Directions >>
Check each line of the data, and copy those where "this" appears.

--*--

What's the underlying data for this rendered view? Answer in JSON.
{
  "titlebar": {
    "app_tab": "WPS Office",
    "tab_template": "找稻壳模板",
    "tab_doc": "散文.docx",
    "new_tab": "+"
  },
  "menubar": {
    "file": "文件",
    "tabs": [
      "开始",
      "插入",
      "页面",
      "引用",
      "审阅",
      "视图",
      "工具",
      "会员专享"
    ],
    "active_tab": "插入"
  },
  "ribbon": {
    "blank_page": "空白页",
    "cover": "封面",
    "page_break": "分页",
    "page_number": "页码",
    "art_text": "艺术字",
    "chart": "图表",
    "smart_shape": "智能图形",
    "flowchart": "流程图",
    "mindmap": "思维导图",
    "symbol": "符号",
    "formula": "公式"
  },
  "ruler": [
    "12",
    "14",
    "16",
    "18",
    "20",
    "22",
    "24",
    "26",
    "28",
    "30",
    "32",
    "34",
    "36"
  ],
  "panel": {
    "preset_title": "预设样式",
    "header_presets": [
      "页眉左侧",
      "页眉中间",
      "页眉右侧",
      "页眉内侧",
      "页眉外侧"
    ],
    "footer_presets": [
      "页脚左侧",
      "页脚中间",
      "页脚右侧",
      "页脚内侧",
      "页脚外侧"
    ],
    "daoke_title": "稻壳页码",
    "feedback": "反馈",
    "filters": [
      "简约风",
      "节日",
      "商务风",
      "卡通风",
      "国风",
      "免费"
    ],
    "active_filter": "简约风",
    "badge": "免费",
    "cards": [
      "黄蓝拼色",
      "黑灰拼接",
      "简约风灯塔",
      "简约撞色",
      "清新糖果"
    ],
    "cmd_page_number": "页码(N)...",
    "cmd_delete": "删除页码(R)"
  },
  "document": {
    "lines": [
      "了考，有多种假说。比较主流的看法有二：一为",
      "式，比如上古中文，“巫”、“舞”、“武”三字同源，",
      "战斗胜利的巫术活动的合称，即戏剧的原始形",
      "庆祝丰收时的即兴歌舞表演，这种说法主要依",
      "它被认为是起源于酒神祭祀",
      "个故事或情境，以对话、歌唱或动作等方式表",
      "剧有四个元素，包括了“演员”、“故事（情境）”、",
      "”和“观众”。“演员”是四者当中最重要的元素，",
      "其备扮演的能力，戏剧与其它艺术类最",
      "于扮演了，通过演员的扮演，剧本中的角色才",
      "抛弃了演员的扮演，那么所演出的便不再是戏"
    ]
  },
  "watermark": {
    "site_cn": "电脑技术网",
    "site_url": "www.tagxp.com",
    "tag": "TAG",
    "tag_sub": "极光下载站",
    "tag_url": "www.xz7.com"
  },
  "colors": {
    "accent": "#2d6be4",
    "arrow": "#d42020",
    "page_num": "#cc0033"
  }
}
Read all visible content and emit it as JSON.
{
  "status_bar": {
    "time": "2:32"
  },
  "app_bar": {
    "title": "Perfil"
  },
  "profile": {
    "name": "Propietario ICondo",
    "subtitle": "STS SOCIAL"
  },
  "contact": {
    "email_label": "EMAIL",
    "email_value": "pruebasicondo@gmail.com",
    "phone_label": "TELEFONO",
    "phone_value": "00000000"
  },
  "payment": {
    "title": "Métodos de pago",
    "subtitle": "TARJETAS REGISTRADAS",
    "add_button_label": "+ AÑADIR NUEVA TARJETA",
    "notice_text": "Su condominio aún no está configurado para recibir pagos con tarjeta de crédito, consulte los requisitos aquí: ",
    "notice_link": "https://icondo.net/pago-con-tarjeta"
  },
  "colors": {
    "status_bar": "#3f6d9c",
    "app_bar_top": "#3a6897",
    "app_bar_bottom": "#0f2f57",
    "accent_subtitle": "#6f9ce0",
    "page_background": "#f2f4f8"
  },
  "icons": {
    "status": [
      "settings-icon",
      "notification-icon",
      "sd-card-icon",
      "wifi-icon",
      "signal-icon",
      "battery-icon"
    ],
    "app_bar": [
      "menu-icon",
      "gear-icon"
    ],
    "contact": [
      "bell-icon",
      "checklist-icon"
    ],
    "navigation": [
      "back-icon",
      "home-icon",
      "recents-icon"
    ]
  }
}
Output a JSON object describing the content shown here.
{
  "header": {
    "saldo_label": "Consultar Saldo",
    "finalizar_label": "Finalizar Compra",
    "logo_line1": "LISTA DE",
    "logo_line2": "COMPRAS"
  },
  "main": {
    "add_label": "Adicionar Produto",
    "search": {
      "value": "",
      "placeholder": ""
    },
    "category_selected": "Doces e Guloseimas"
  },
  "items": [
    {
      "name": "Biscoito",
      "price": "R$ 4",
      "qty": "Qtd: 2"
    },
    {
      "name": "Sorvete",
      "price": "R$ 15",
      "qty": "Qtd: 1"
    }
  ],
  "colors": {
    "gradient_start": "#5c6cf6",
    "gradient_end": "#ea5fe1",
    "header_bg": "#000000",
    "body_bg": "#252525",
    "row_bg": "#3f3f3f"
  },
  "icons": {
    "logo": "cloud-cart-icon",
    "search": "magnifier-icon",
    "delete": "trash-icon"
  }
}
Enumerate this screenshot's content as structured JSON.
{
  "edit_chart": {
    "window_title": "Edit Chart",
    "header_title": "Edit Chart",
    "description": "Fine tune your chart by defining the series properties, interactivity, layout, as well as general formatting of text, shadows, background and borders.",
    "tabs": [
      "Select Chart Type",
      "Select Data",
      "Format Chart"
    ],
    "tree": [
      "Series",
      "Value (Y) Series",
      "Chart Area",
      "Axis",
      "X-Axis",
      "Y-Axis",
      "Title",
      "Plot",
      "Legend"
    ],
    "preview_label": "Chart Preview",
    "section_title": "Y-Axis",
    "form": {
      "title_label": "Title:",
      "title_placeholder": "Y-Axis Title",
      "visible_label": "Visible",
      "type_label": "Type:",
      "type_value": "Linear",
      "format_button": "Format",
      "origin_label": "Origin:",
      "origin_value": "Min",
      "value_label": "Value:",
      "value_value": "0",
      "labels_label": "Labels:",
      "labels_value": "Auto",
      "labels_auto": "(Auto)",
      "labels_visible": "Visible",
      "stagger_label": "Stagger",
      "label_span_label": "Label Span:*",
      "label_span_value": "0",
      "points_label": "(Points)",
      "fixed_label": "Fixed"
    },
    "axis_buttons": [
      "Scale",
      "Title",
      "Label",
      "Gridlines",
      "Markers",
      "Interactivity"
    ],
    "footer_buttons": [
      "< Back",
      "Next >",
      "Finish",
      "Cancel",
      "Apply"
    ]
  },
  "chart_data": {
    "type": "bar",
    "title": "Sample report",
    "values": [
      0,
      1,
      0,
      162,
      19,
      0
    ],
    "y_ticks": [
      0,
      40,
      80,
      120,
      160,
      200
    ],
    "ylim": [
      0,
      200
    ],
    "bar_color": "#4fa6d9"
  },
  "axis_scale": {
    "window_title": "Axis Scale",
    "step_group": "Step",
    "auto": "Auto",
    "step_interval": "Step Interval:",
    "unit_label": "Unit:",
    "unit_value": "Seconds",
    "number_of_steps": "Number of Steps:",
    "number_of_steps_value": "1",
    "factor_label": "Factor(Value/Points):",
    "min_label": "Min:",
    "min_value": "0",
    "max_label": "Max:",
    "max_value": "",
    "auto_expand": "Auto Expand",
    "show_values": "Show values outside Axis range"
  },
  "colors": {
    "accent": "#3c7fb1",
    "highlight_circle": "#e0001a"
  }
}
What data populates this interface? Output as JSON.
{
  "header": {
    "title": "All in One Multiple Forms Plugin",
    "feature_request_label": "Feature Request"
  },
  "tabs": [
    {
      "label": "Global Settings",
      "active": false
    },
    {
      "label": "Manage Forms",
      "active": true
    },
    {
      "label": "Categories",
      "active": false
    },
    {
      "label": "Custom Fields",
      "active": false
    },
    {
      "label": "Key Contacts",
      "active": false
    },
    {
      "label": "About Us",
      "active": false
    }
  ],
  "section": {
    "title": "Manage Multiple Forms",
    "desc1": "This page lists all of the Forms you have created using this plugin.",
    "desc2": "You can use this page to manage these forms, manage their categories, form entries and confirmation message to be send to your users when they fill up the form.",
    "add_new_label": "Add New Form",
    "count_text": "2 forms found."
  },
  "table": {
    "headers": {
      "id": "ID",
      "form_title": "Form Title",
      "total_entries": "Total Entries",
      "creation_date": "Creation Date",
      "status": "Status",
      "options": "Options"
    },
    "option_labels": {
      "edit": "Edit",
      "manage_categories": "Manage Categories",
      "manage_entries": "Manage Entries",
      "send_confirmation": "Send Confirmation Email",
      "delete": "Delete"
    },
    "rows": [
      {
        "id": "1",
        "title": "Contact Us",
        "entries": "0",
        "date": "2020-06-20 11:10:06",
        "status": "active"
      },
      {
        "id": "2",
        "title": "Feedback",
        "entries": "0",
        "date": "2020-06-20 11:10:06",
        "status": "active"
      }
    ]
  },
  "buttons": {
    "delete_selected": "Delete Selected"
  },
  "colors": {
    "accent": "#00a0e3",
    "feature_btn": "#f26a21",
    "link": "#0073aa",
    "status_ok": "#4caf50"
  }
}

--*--

Solution >>
What's the underlying data for this rendered view? Answer in JSON.
Enumerate this screenshot's content as structured JSON.
What data populates this interface? Output as JSON.
    "desc1": "This page lists all of the Forms you have created using this plugin.",
    "desc2": "You can use this page to manage these forms, manage their categories, form entries and confirmation message to be send to your users when they fill up the form.",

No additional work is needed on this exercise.